At the entrance of Ellen Rothenberg’s solo exhibition, “elsetime,” at Sector 2337, is “Listening Station,” a turntable and pile of LPs to sift through on a bench. Of the thirty or so albums (all of them circa 1960-1970) to choose from, another gallery-goer put on an album by Detroit garage rockers Mitch Ryder & The Detroit Wheels. What songs were playing escape my memory and perhaps this was the point. Engaging in Rothenberg’s other works (inkjet prints, bag assemblages, photocopies in plastic folders, etc.) relegated the sonic addition to the exhibition as a kind of background noise, something present but easily ignored.
This wanting but not begging for engagement points at the general trend in viewing “elsetime.” Each work is something of an index or a citation, provoking you with a starting point that you can choose to follow or ignore. In her bio, Rothenberg writes that her “work is concerned with the politics of everyday life,” and in viewing “elsetime” I am immediately reminded of Michel de Certeau’s notion of living a tactical everyday life in his book, The Practice of Everyday Life. Certeau advocated creative resistance to power structures, and in the case of “elsetime” we can see such resistance to the expectations of the tidy way that art exhibitions (and perhaps, art) are meant to convey information.
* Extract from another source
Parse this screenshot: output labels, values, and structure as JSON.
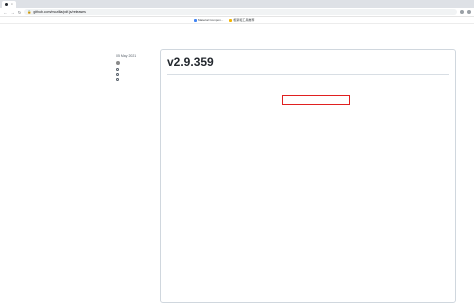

We are presented with an exhibition of points of departure, an enigmatic proposal that is realized in nearly all of the works on display. “Workplace” and “Lightbulb” are both large close-up images of functional but otherwise inconsequential objects found in author Bertolt Brecht’s studio. “Walking Archive: Not to be Taken” is possibly the most indicative of the indexical/citational game Rothenberg plays. Select photocopies of texts by Allen Ginsberg, Angela Davis and Stefan Brecht among others are displayed and, as the title commands, not to be taken home with you. Which is the provocation: what do we leave the exhibition with and what do we do with it when we get back home? “Elsetime” is an operation in ways to proceed forward, a challenging exhibition that provides rewards if you want them. (Chris Reeves)
Through July 3 at Sector 2337, 2337 North Milwaukee.